* **DATA EXTRACT**
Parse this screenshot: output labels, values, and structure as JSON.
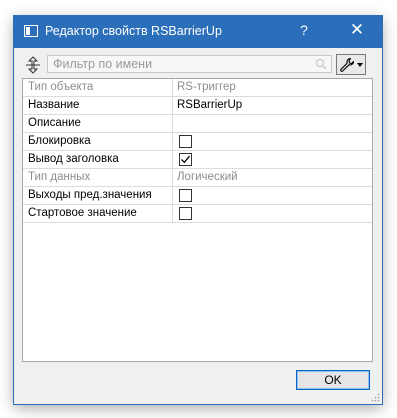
{
  "window": {
    "title": "Редактор свойств RSBarrierUp",
    "help": "?",
    "close": "✕"
  },
  "filter": {
    "placeholder": "Фильтр по имени",
    "value": ""
  },
  "properties": [
    {
      "name": "Тип объекта",
      "value": "RS-триггер",
      "type": "text",
      "disabled": true
    },
    {
      "name": "Название",
      "value": "RSBarrierUp",
      "type": "text",
      "disabled": false
    },
    {
      "name": "Описание",
      "value": "",
      "type": "text",
      "disabled": false
    },
    {
      "name": "Блокировка",
      "type": "checkbox",
      "checked": false,
      "disabled": false
    },
    {
      "name": "Вывод заголовка",
      "type": "checkbox",
      "checked": true,
      "disabled": false
    },
    {
      "name": "Тип данных",
      "value": "Логический",
      "type": "text",
      "disabled": true
    },
    {
      "name": "Выходы пред.значения",
      "type": "checkbox",
      "checked": false,
      "disabled": false
    },
    {
      "name": "Стартовое значение",
      "type": "checkbox",
      "checked": false,
      "disabled": false
    }
  ],
  "buttons": {
    "ok": "OK"
  },
  "colors": {
    "titlebar": "#2b6fba",
    "disabled_text": "#8c8c8c",
    "ok_border": "#0a64c8"
  },
  "icons": [
    "app-icon",
    "help-icon",
    "close-icon",
    "resize-icon",
    "search-icon",
    "wrench-icon",
    "dropdown-arrow-icon",
    "checkmark-icon",
    "resize-grip-icon"
  ]
}
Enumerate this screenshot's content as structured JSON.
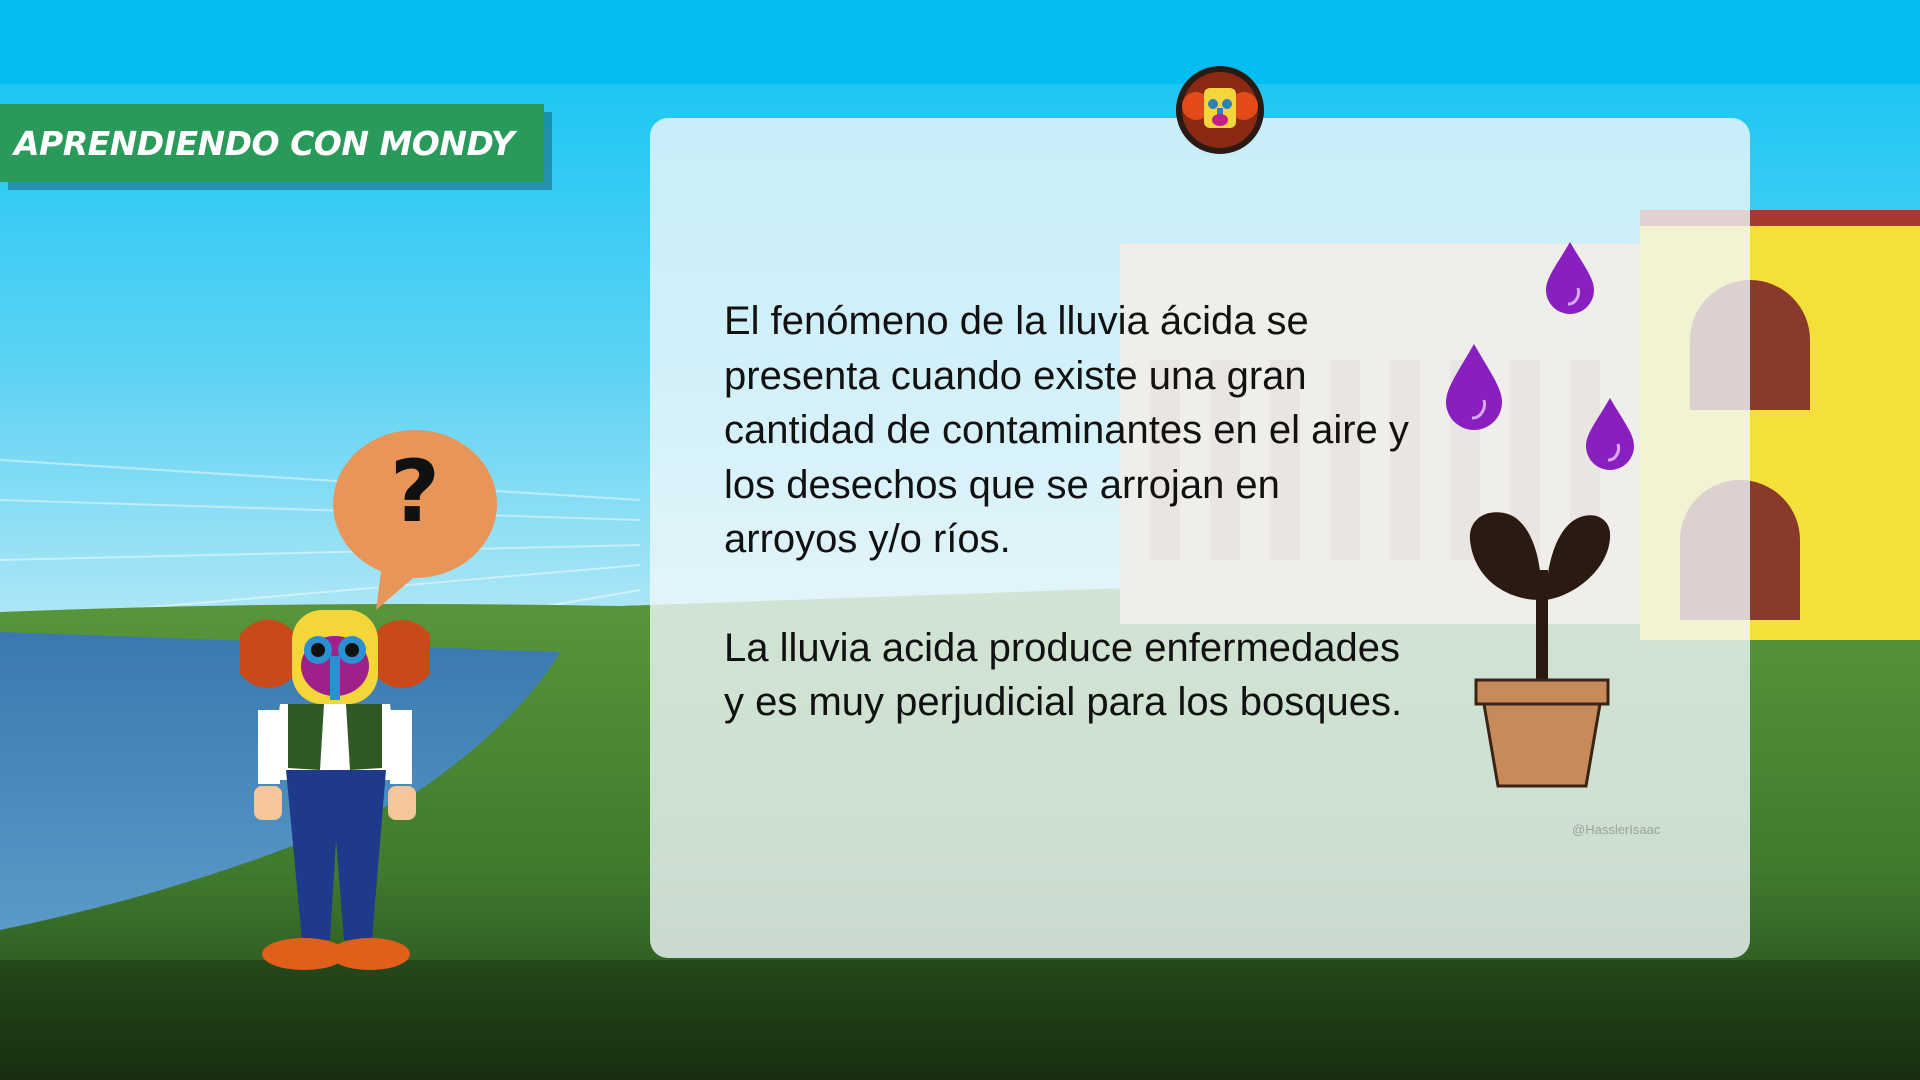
{
  "banner": {
    "title": "APRENDIENDO CON MONDY"
  },
  "card": {
    "paragraphs": [
      "El fenómeno de la lluvia ácida se presenta cuando existe una gran cantidad de contaminantes en el aire y los desechos que se arrojan en arroyos y/o ríos.",
      "La lluvia acida produce enfermedades y es muy perjudicial para los bosques."
    ],
    "watermark": "@HasslerIsaac"
  },
  "bubble": {
    "symbol": "?"
  },
  "icons": {
    "logo": "mondy-logo-icon",
    "raindrop": "raindrop-icon",
    "plant": "potted-sprout-icon",
    "character": "mondy-character"
  },
  "colors": {
    "banner": "#2a9a5a",
    "raindrop": "#8a1fc0",
    "bubble": "#e8955a",
    "pot": "#c98a5a",
    "sky": "#0fc4f0"
  }
}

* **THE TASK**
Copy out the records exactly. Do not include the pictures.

* **RESPONSE**
Parse this screenshot: output labels, values, and structure as JSON.
{
  "window": {
    "title": "Редактор свойств RSBarrierUp",
    "help": "?",
    "close": "✕"
  },
  "filter": {
    "placeholder": "Фильтр по имени",
    "value": ""
  },
  "properties": [
    {
      "name": "Тип объекта",
      "value": "RS-триггер",
      "type": "text",
      "disabled": true
    },
    {
      "name": "Название",
      "value": "RSBarrierUp",
      "type": "text",
      "disabled": false
    },
    {
      "name": "Описание",
      "value": "",
      "type": "text",
      "disabled": false
    },
    {
      "name": "Блокировка",
      "type": "checkbox",
      "checked": false,
      "disabled": false
    },
    {
      "name": "Вывод заголовка",
      "type": "checkbox",
      "checked": true,
      "disabled": false
    },
    {
      "name": "Тип данных",
      "value": "Логический",
      "type": "text",
      "disabled": true
    },
    {
      "name": "Выходы пред.значения",
      "type": "checkbox",
      "checked": false,
      "disabled": false
    },
    {
      "name": "Стартовое значение",
      "type": "checkbox",
      "checked": false,
      "disabled": false
    }
  ],
  "buttons": {
    "ok": "OK"
  },
  "colors": {
    "titlebar": "#2b6fba",
    "disabled_text": "#8c8c8c",
    "ok_border": "#0a64c8"
  },
  "icons": [
    "app-icon",
    "help-icon",
    "close-icon",
    "resize-icon",
    "search-icon",
    "wrench-icon",
    "dropdown-arrow-icon",
    "checkmark-icon",
    "resize-grip-icon"
  ]
}
Enumerate this screenshot's content as structured JSON.
{
  "banner": {
    "title": "APRENDIENDO CON MONDY"
  },
  "card": {
    "paragraphs": [
      "El fenómeno de la lluvia ácida se presenta cuando existe una gran cantidad de contaminantes en el aire y los desechos que se arrojan en arroyos y/o ríos.",
      "La lluvia acida produce enfermedades y es muy perjudicial para los bosques."
    ],
    "watermark": "@HasslerIsaac"
  },
  "bubble": {
    "symbol": "?"
  },
  "icons": {
    "logo": "mondy-logo-icon",
    "raindrop": "raindrop-icon",
    "plant": "potted-sprout-icon",
    "character": "mondy-character"
  },
  "colors": {
    "banner": "#2a9a5a",
    "raindrop": "#8a1fc0",
    "bubble": "#e8955a",
    "pot": "#c98a5a",
    "sky": "#0fc4f0"
  }
}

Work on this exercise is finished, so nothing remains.